Here, street names, schools, parks and government buildings honour the name of José Rizal, the hero of the Spanish-American war who was exiled to this part of Zamboanga del Norte. It is also the land of Toronto Ventures International (TVI), one of a long list of Canadian mining companies applying for concessions, exploring, extracting and exporting in this country, most sticking to the letter of the generous Mining Act of 1995 which, along with its more recent amendments, allows the creation of militias to enforce displacement and compliance, open-pit mining, clear-cut, 100% ownership and export of profits, placing no limits of foreign national employees or requirements for local inputs. The endless stories of tailing spills – the Marcopper/Placer Dome (now owned by Barrick Gold) Marinduque disaster a 16 year-old example – have set numerous precedents of impunity for both national and foreign companies, leaving communities uncompensated and forced to move away from the formerly life-giving rivers and lands of their ancestors. Illegal logging is slowly stripping the landscape of its groundcover – nature’s bulwark against erosion and deadly landslides.
Emboldened by the invitational ‘war on terror’, Abu Sayyef ramped up its activities in the Sulu archipelago, outsourcing its fundraising kidnapping-for-ransom to Kuratong Balaleng, formed in 1986 by the Armed Forces in the final months of dictator, Ferdinand Marcos’, régime as an anti-communist vigilante group, and based not far from here. I will spend days here without seeing another non-native face. The long stares in the streets and markets are not accompanied this time, as last, by obviously tailing strangers nor pointed interrogations as to my financial situation and destination.

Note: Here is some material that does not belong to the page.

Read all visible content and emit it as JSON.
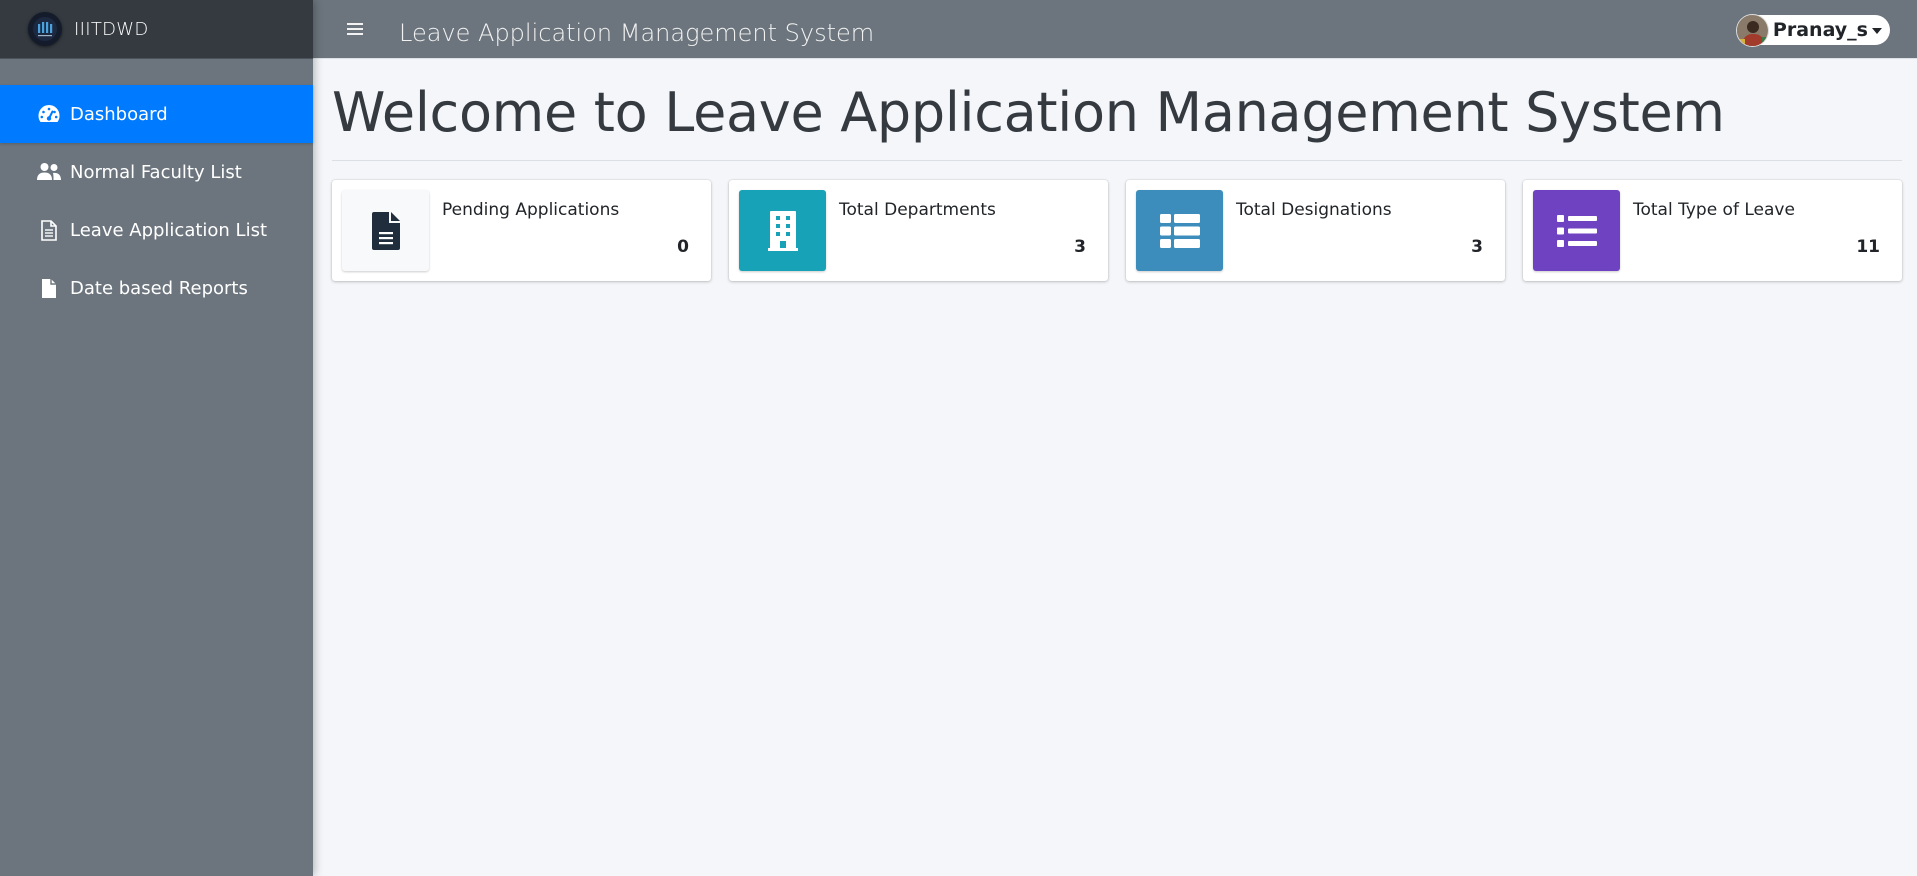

With the replacement of the President acro-nymmed down to GMA – here in this land of ubiquitous acronyms and funny-sounding (to the foreigner) nicknames – by the son of the much-loved Corazon Aquino, Benigno (‘Noynoy’), it’s hard to tell what’s changed. Manila’s precarious bamboo-and-tin housing destroyed by typhoon Ondoy three years ago has been rebuilt with little follow-through on promises to re-settle water’s-edge squatters. Clear-cut river banks and mountain slopes provide no impediments to typhoon torrents that carry away millions of cubic tonnes of rich soil, leaving the land impoverished and the rivers heavily silted and sluggish. Though there are mining moratoria being declared by local governments and, it is said, fewer successful large-scale mining applications, both transnationals and nationals are finding ways around the pesky obstacles that are the result of local-to-international organising. Twenty-hectare or smaller operations are permitted within areas under local moratoria, driving the mining companies to apply, under the names of paid-off locals, for ten or twenty or thirty small-scale applications.

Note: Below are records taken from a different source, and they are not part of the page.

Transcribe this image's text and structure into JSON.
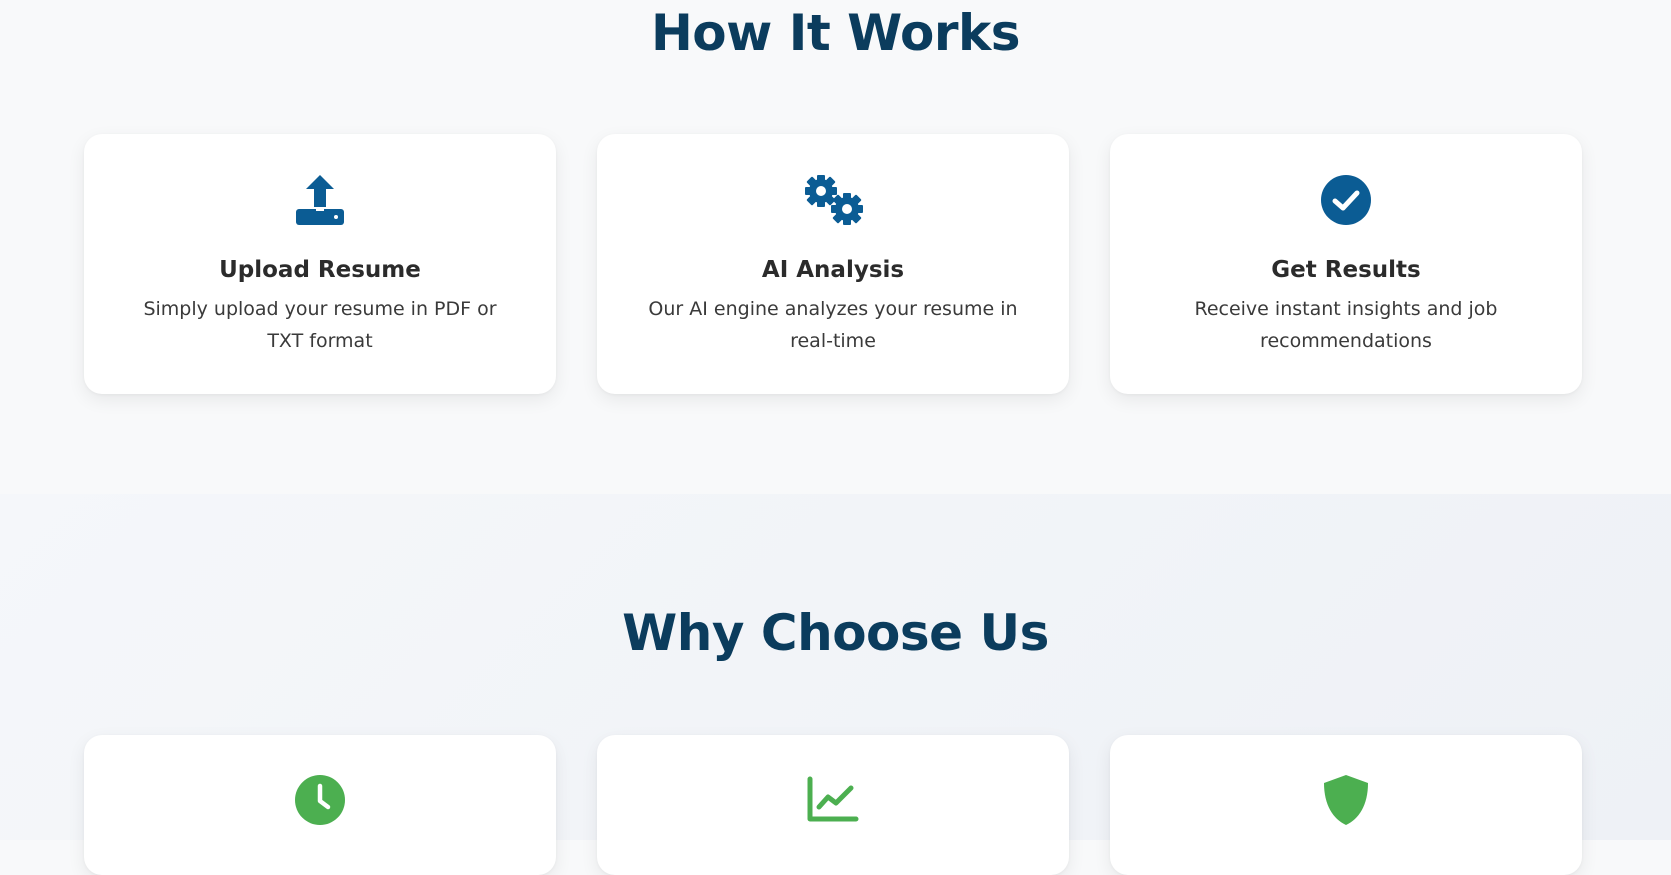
{
  "how_it_works": {
    "title": "How It Works",
    "accent_color": "#0b5c94",
    "steps": [
      {
        "icon": "upload-icon",
        "title": "Upload Resume",
        "description": "Simply upload your resume in PDF or TXT format"
      },
      {
        "icon": "gears-icon",
        "title": "AI Analysis",
        "description": "Our AI engine analyzes your resume in real-time"
      },
      {
        "icon": "check-circle-icon",
        "title": "Get Results",
        "description": "Receive instant insights and job recommendations"
      }
    ]
  },
  "why_choose_us": {
    "title": "Why Choose Us",
    "accent_color": "#4caf50",
    "features": [
      {
        "icon": "clock-icon"
      },
      {
        "icon": "chart-line-icon"
      },
      {
        "icon": "shield-icon"
      }
    ]
  }
}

In this land of abundant rivers, so many of which are little more than cesspools, both dumping grounds for human, animal and farm waste, and the source of water for drinking, washing and cooking, water systems are owned by various of the 200 families that make up the Filipino oligarchy, often with European partners, making clean water out of the reach of most. Access to health care, pharmaceuticals and schooling – even though elementary is free – remains limited to those with discretionary income. I hear or read of proud families of OFWs (Overseas Filipino Workers), whose billions in annual remittances are keeping this island nation afloat, of proud harvesters or producers of ‘export-quality’ goods.